With the pictures removed, reproduce exactly the lines from the one that contains "Parse this screenshot: output" through the last line of the entries below.

--------------------

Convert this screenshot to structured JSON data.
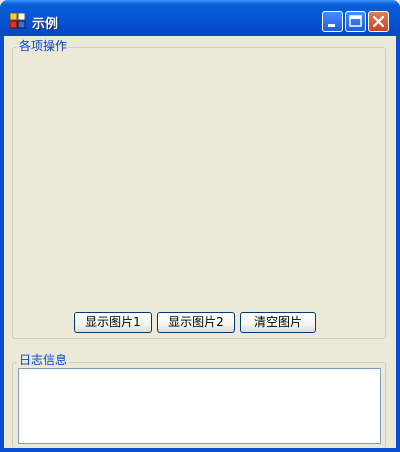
{
  "window": {
    "title": "示例"
  },
  "operations_group": {
    "label": "各项操作",
    "buttons": [
      {
        "label": "显示图片1"
      },
      {
        "label": "显示图片2"
      },
      {
        "label": "清空图片"
      }
    ]
  },
  "log_group": {
    "label": "日志信息",
    "content": ""
  }
}
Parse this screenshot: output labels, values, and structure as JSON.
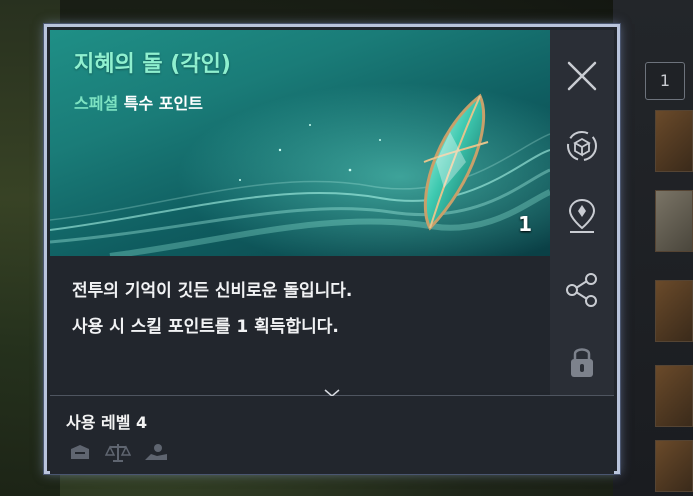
{
  "item": {
    "name": "지혜의 돌 (각인)",
    "category_highlight": "스페셜",
    "category_rest": "특수 포인트",
    "quantity": "1",
    "description_lines": [
      "전투의 기억이 깃든 신비로운 돌입니다.",
      "사용 시 스킬 포인트를 1 획득합니다."
    ],
    "use_level": "사용 레벨 4"
  },
  "background": {
    "right_counter": "1"
  },
  "sidebar": {
    "icons": [
      "close-icon",
      "dismantle-icon",
      "location-icon",
      "share-icon",
      "lock-icon"
    ]
  },
  "restriction_icons": [
    "storage-icon",
    "scale-icon",
    "trade-icon"
  ],
  "colors": {
    "title": "#8ff0cf",
    "category_highlight": "#7de3c2",
    "panel_border": "#b9c4dc",
    "hero_teal": "#1a7c78"
  }
}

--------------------

- Answer area -
Parse this screenshot: output labels, values, and structure as JSON.
{
  "item": {
    "name": "지혜의 돌 (각인)",
    "category_highlight": "스페셜",
    "category_rest": "특수 포인트",
    "quantity": "1",
    "description_lines": [
      "전투의 기억이 깃든 신비로운 돌입니다.",
      "사용 시 스킬 포인트를 1 획득합니다."
    ],
    "use_level": "사용 레벨 4"
  },
  "background": {
    "right_counter": "1"
  },
  "sidebar": {
    "icons": [
      "close-icon",
      "dismantle-icon",
      "location-icon",
      "share-icon",
      "lock-icon"
    ]
  },
  "restriction_icons": [
    "storage-icon",
    "scale-icon",
    "trade-icon"
  ],
  "colors": {
    "title": "#8ff0cf",
    "category_highlight": "#7de3c2",
    "panel_border": "#b9c4dc",
    "hero_teal": "#1a7c78"
  }
}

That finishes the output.